The System Disproportionately Impacts People of Color.

A Delaware Access to Justice Commission’s Subcommittee on Fairness in the Adult Criminal Justice System finding in 2016 stated that “arrests are more common in urban areas with a greater share of residents that are African American and impoverished.” 

There are solutions to this problem. 

Enact Common Sense Legislation.

The CEDP seeks a world in which one’s poverty does not affect how they are punished in the criminal justice system. This can be achieved through attainable, common sense legislative changes. 


A Noise Violation Should Not Land You in Prison.

The bottom line is that everyone makes mistakes. The severity of the consequences of those mistakes should not be dictated by one’s poverty level.

About Us

What is the Campaign to End Debtors' Prison?

We are a group of Delaware residents who seek to reform the system of court-imposed fines and fees that too often lead to financial insecurity, loss of employment, and imprisonment. We believe that poverty is not a crime and that an inability to pay should not result in a harsher penalty. 

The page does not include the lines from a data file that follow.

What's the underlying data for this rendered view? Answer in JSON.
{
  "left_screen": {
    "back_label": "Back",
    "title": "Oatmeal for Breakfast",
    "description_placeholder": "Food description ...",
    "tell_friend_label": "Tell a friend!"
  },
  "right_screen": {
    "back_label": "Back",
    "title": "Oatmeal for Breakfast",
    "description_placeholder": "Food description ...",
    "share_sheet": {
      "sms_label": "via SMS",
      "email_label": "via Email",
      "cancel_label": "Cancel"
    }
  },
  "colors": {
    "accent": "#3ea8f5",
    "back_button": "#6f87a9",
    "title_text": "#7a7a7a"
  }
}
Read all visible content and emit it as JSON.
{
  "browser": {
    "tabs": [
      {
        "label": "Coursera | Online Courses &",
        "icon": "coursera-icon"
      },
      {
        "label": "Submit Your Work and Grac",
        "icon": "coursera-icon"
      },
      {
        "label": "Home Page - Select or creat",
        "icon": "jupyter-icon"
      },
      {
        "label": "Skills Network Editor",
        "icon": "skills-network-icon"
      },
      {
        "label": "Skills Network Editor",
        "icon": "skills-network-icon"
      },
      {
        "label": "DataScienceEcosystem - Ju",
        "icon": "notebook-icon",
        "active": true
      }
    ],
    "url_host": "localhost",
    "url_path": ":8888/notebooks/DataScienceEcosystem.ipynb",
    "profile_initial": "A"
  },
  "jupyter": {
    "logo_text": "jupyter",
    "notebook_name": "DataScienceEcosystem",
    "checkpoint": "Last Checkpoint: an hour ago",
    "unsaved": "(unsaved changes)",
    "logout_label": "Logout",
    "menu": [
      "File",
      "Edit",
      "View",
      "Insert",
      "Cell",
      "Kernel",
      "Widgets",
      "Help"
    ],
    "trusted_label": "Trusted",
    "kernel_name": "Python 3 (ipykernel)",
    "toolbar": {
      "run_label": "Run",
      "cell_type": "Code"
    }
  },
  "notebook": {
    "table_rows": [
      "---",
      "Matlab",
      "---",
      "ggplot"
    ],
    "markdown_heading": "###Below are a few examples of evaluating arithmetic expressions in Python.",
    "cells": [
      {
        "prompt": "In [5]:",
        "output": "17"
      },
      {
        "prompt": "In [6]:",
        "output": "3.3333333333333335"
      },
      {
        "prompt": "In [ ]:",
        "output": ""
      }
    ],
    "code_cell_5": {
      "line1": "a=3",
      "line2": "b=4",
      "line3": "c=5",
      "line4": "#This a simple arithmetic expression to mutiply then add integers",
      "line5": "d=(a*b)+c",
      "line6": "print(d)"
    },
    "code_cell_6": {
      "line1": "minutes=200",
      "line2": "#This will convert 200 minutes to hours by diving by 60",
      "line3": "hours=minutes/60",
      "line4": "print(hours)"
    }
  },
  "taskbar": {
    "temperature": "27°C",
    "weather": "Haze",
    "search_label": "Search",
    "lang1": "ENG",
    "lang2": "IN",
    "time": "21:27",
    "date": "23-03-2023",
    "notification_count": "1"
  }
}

This campaign was launched in the summer of 2019 under the auspices of Network Delaware. The campaign quickly learned that the Delaware Center for Justice had been researching fines and fees and developing proposed state legislation. The campaign met monthly in the basement of SsAM Episcopal Church and strategized on how to support a previously introduced fines and fees reform bill (the old SB39). Efforts included getting Wilmington City Council to pass a supportive resolution, researching solutions, developing issue education materials, recruiting more volunteers, and meeting with legislators. COVID brought an abrupt end to possible legislative progress in 2020. The campaign pivoted to advocating for and then disseminating information about a COVID-necessitated moratorium on consequences for failure to pay court fines and fees. The latter part of 2020 was spent pushing for better and bolder fines/fees draft legislation and priming the pump for strong community support.